With dairy calving well through now feeder calf sales should be a regular event for rearers. The North Island is trading calves as normal with yards busy but those in the larger Canterbury area resemble ghost towns. It is yet another tragedy of Mycoplasma bovis with fewer calves being sold on the open market and a sharp increase in private sales as buyers go directly to reputable and Mycoplasma-free sources.

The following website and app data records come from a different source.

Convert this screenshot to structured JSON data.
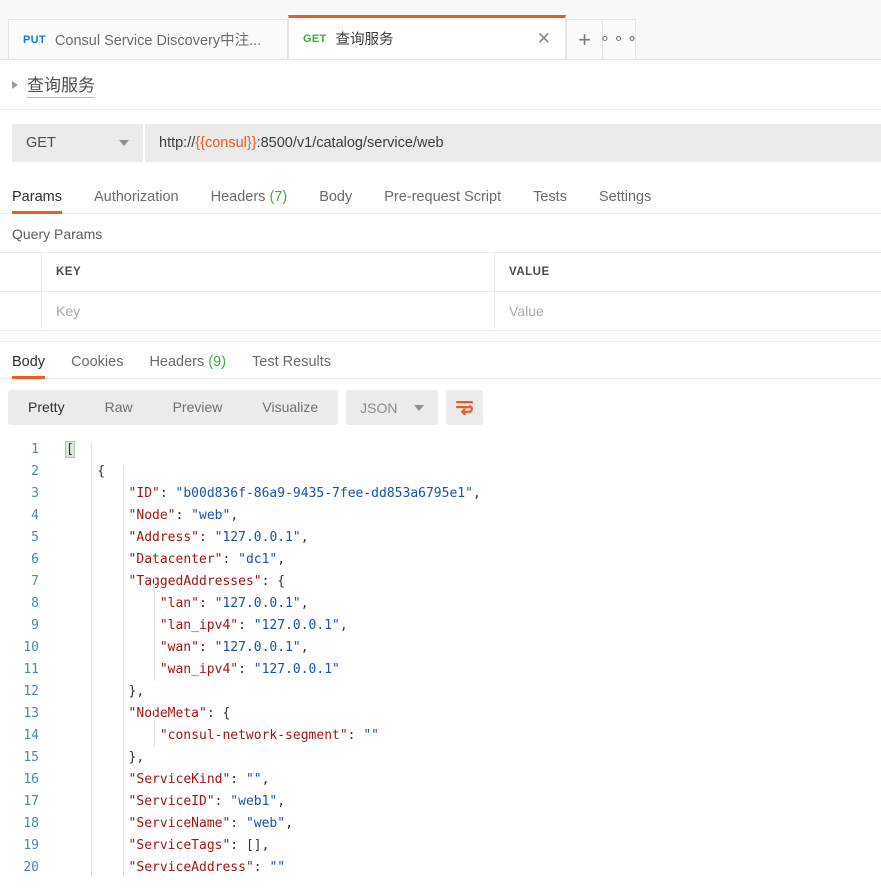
{
  "window": {
    "tabs": [
      {
        "method": "PUT",
        "method_class": "m-put",
        "name": "Consul Service Discovery中注...",
        "active": false
      },
      {
        "method": "GET",
        "method_class": "m-get",
        "name": "查询服务",
        "active": true
      }
    ],
    "new_tab_icon": "plus-icon",
    "more_icon": "ellipsis-icon",
    "close_icon": "close-icon"
  },
  "breadcrumb": {
    "title": "查询服务",
    "triangle_icon": "chevron-right-icon"
  },
  "request": {
    "method": "GET",
    "url_prefix": "http://",
    "url_variable": "{{consul}}",
    "url_suffix": ":8500/v1/catalog/service/web",
    "url_full": "http://{{consul}}:8500/v1/catalog/service/web",
    "tabs": [
      {
        "label": "Params",
        "count": "",
        "active": true
      },
      {
        "label": "Authorization",
        "count": "",
        "active": false
      },
      {
        "label": "Headers",
        "count": "(7)",
        "active": false
      },
      {
        "label": "Body",
        "count": "",
        "active": false
      },
      {
        "label": "Pre-request Script",
        "count": "",
        "active": false
      },
      {
        "label": "Tests",
        "count": "",
        "active": false
      },
      {
        "label": "Settings",
        "count": "",
        "active": false
      }
    ],
    "query_params_label": "Query Params",
    "params_table": {
      "headers": [
        "KEY",
        "VALUE"
      ],
      "rows": [
        {
          "key": "Key",
          "value": "Value"
        }
      ]
    }
  },
  "response": {
    "tabs": [
      {
        "label": "Body",
        "count": "",
        "active": true
      },
      {
        "label": "Cookies",
        "count": "",
        "active": false
      },
      {
        "label": "Headers",
        "count": "(9)",
        "active": false
      },
      {
        "label": "Test Results",
        "count": "",
        "active": false
      }
    ],
    "view_modes": [
      {
        "label": "Pretty",
        "active": true
      },
      {
        "label": "Raw",
        "active": false
      },
      {
        "label": "Preview",
        "active": false
      },
      {
        "label": "Visualize",
        "active": false
      }
    ],
    "format": "JSON",
    "format_caret_icon": "chevron-down-icon",
    "wrap_icon": "wrap-text-icon",
    "wrap_icon_color": "#ef5b25",
    "body_lines": [
      {
        "n": "1",
        "ind": 0,
        "tokens": [
          {
            "t": "[",
            "c": "brkt-hl"
          }
        ]
      },
      {
        "n": "2",
        "ind": 1,
        "tokens": [
          {
            "t": "{",
            "c": "p"
          }
        ]
      },
      {
        "n": "3",
        "ind": 2,
        "tokens": [
          {
            "t": "\"ID\"",
            "c": "k"
          },
          {
            "t": ": ",
            "c": "p"
          },
          {
            "t": "\"b00d836f-86a9-9435-7fee-dd853a6795e1\"",
            "c": "s"
          },
          {
            "t": ",",
            "c": "p"
          }
        ]
      },
      {
        "n": "4",
        "ind": 2,
        "tokens": [
          {
            "t": "\"Node\"",
            "c": "k"
          },
          {
            "t": ": ",
            "c": "p"
          },
          {
            "t": "\"web\"",
            "c": "s"
          },
          {
            "t": ",",
            "c": "p"
          }
        ]
      },
      {
        "n": "5",
        "ind": 2,
        "tokens": [
          {
            "t": "\"Address\"",
            "c": "k"
          },
          {
            "t": ": ",
            "c": "p"
          },
          {
            "t": "\"127.0.0.1\"",
            "c": "s"
          },
          {
            "t": ",",
            "c": "p"
          }
        ]
      },
      {
        "n": "6",
        "ind": 2,
        "tokens": [
          {
            "t": "\"Datacenter\"",
            "c": "k"
          },
          {
            "t": ": ",
            "c": "p"
          },
          {
            "t": "\"dc1\"",
            "c": "s"
          },
          {
            "t": ",",
            "c": "p"
          }
        ]
      },
      {
        "n": "7",
        "ind": 2,
        "tokens": [
          {
            "t": "\"TaggedAddresses\"",
            "c": "k"
          },
          {
            "t": ": {",
            "c": "p"
          }
        ]
      },
      {
        "n": "8",
        "ind": 3,
        "tokens": [
          {
            "t": "\"lan\"",
            "c": "k"
          },
          {
            "t": ": ",
            "c": "p"
          },
          {
            "t": "\"127.0.0.1\"",
            "c": "s"
          },
          {
            "t": ",",
            "c": "p"
          }
        ]
      },
      {
        "n": "9",
        "ind": 3,
        "tokens": [
          {
            "t": "\"lan_ipv4\"",
            "c": "k"
          },
          {
            "t": ": ",
            "c": "p"
          },
          {
            "t": "\"127.0.0.1\"",
            "c": "s"
          },
          {
            "t": ",",
            "c": "p"
          }
        ]
      },
      {
        "n": "10",
        "ind": 3,
        "tokens": [
          {
            "t": "\"wan\"",
            "c": "k"
          },
          {
            "t": ": ",
            "c": "p"
          },
          {
            "t": "\"127.0.0.1\"",
            "c": "s"
          },
          {
            "t": ",",
            "c": "p"
          }
        ]
      },
      {
        "n": "11",
        "ind": 3,
        "tokens": [
          {
            "t": "\"wan_ipv4\"",
            "c": "k"
          },
          {
            "t": ": ",
            "c": "p"
          },
          {
            "t": "\"127.0.0.1\"",
            "c": "s"
          }
        ]
      },
      {
        "n": "12",
        "ind": 2,
        "tokens": [
          {
            "t": "},",
            "c": "p"
          }
        ]
      },
      {
        "n": "13",
        "ind": 2,
        "tokens": [
          {
            "t": "\"NodeMeta\"",
            "c": "k"
          },
          {
            "t": ": {",
            "c": "p"
          }
        ]
      },
      {
        "n": "14",
        "ind": 3,
        "tokens": [
          {
            "t": "\"consul-network-segment\"",
            "c": "k"
          },
          {
            "t": ": ",
            "c": "p"
          },
          {
            "t": "\"\"",
            "c": "s"
          }
        ]
      },
      {
        "n": "15",
        "ind": 2,
        "tokens": [
          {
            "t": "},",
            "c": "p"
          }
        ]
      },
      {
        "n": "16",
        "ind": 2,
        "tokens": [
          {
            "t": "\"ServiceKind\"",
            "c": "k"
          },
          {
            "t": ": ",
            "c": "p"
          },
          {
            "t": "\"\"",
            "c": "s"
          },
          {
            "t": ",",
            "c": "p"
          }
        ]
      },
      {
        "n": "17",
        "ind": 2,
        "tokens": [
          {
            "t": "\"ServiceID\"",
            "c": "k"
          },
          {
            "t": ": ",
            "c": "p"
          },
          {
            "t": "\"web1\"",
            "c": "s"
          },
          {
            "t": ",",
            "c": "p"
          }
        ]
      },
      {
        "n": "18",
        "ind": 2,
        "tokens": [
          {
            "t": "\"ServiceName\"",
            "c": "k"
          },
          {
            "t": ": ",
            "c": "p"
          },
          {
            "t": "\"web\"",
            "c": "s"
          },
          {
            "t": ",",
            "c": "p"
          }
        ]
      },
      {
        "n": "19",
        "ind": 2,
        "tokens": [
          {
            "t": "\"ServiceTags\"",
            "c": "k"
          },
          {
            "t": ": [],",
            "c": "p"
          }
        ]
      },
      {
        "n": "20",
        "ind": 2,
        "tokens": [
          {
            "t": "\"ServiceAddress\"",
            "c": "k"
          },
          {
            "t": ": ",
            "c": "p"
          },
          {
            "t": "\"\"",
            "c": "s"
          }
        ]
      }
    ]
  },
  "colors": {
    "accent": "#ef5b25",
    "get": "#3dab49",
    "put": "#0f7ec4",
    "json_key": "#a31515",
    "json_string": "#1a4fb4",
    "gutter": "#4a8ab0"
  }
}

Calf rearing has always been a good, entry-level farming option but with little to no interest from the North Island this year the security of on-selling is limited. PGG Wrightson South Island dairy manager Barry Fox said that is having a big impact on the South Island feeder calf market. “The Friesian bull market is affected due to a lack of interest in 100kg contracts from the North Island for November-December delivery. Rearers need the security of the contracts but that is not there this year.” Fox says the bobby calf kill is slightly ahead of last year, which makes sense given the situation.
The South Island calves make up a large percentage of the Friesian bulls that are finished and without them in the system, it begs the question of what supply will be like come autumn, when the finishers look for stock. Prices are always at the mercy of a variety of factors such as weather, feed levels and overseas demand but the lack of calves reared now will add yet another element to that.
The North Island calf sales have largely been business as usual though PGG Wrightson agent Simon Rouse said there are a few less people looking to rear calves in Bay of Plenty this year, especially Friesian bulls. The lack of interest in South Island calves should mean a lift for their northern friends but that does not appear to be the case since there is caution around the volatility of the bull market. Prices are back on the last few years though there is still good demand for beef-dairy calves.